— Doug Vanderslice, CFO of Boston Children's Hospital
46. I’m not paid or evaluated on the accuracy of my crystal-ball predictions. I’m paid to enumerate every possible outcome and do something about every possible outcome well in advance, when it’s still possible to do something, because once it’s happened it’s too late.
— Marty Chavez, Former CFO of Goldman Sachs
Data and technology
As technology gets smarter, it's able to handle more and more of the finance team's scutwork. That frees up the CFO and other members of the finance department to focus on more challenging tasks.
47. Today’s financial technology provides instant billing and reporting functionality and reduces the chances of human error. In the future, I believe finance will become increasingly automated. The organizations that wait to automate their financial processes will find it hard to grow and scale their business. Finding ways to seamlessly integrate new technology that blends well with your existing business diagnostics and general financial system is key.
— Licia Salice-Jarisch, SVP of Finance at Binary Fountain
48. Data is the lifeblood of an organization. It separates opinions from facts and can provide a competitive advantage for an organization. From knowing who your customers are and what they are doing with your products, to understanding how profitable a line of business or geography is, more companies are looking to the CFO to define the metrics and measurements that will be tracked to manage growth, enable agility, and ensure long-term sustainability.
— Jim Johnson, CFO of Adaptive Insights
49. Technology allows you to have individual and community relationships at scale that transcend physical limitations, which is really cool. We’re a beauty business, but we’re a technology company. Our biggest team by far is technology — it’s over a third of our employees because we need to build the tools for conversations.

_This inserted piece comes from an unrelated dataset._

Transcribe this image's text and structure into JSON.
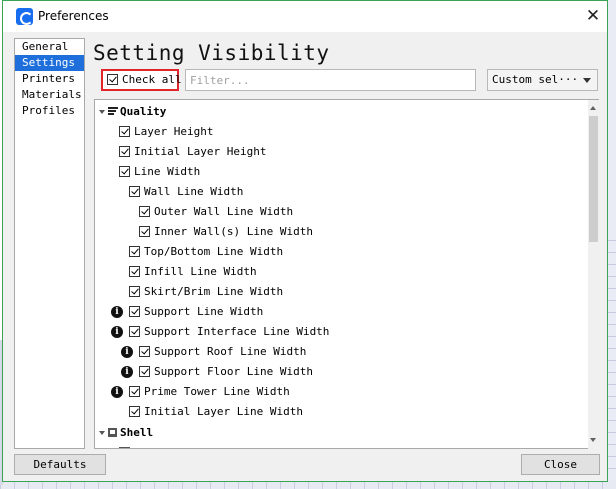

— Henry Davis, CFO of Glossier
50. In the end, the cloud gives you another layer of efficiency in your business. You’re able to tie into world-class, tried-and-tested business processes and then adapt your business to match the software, rather than implement a solution and adapt it to your business processes. There’s no infrastructure to run or maintain. You can implement and be up and running much faster than before. Waste and complexity are eliminated, freeing your organization to concentrate on its core business priorities.
— Richard McLean, Regional CFO of SAP Asia Pacific Japan
51. Over time we have enhanced our vetting procedures for government customers. Nevertheless, we recognize it is important to go beyond vetting by monitoring these government customers on an ongoing basis to ensure the public’s expectations of privacy are met. As governments and government-sponsored organizations change how they use data, we too must change.
— Dan Shore, CFO of Crimson Hexagon
52. Today, we do much more in-house development of some fundamental technologies than we used to do a few years ago, when we did more of that in the supplier base — the work we do around processors or sensors. It’s very important for us because we can push the envelope on innovation, we can better control timing, cost, quality. We look at that as a great strategic investment.
— Luca Maestri, CFO of Apple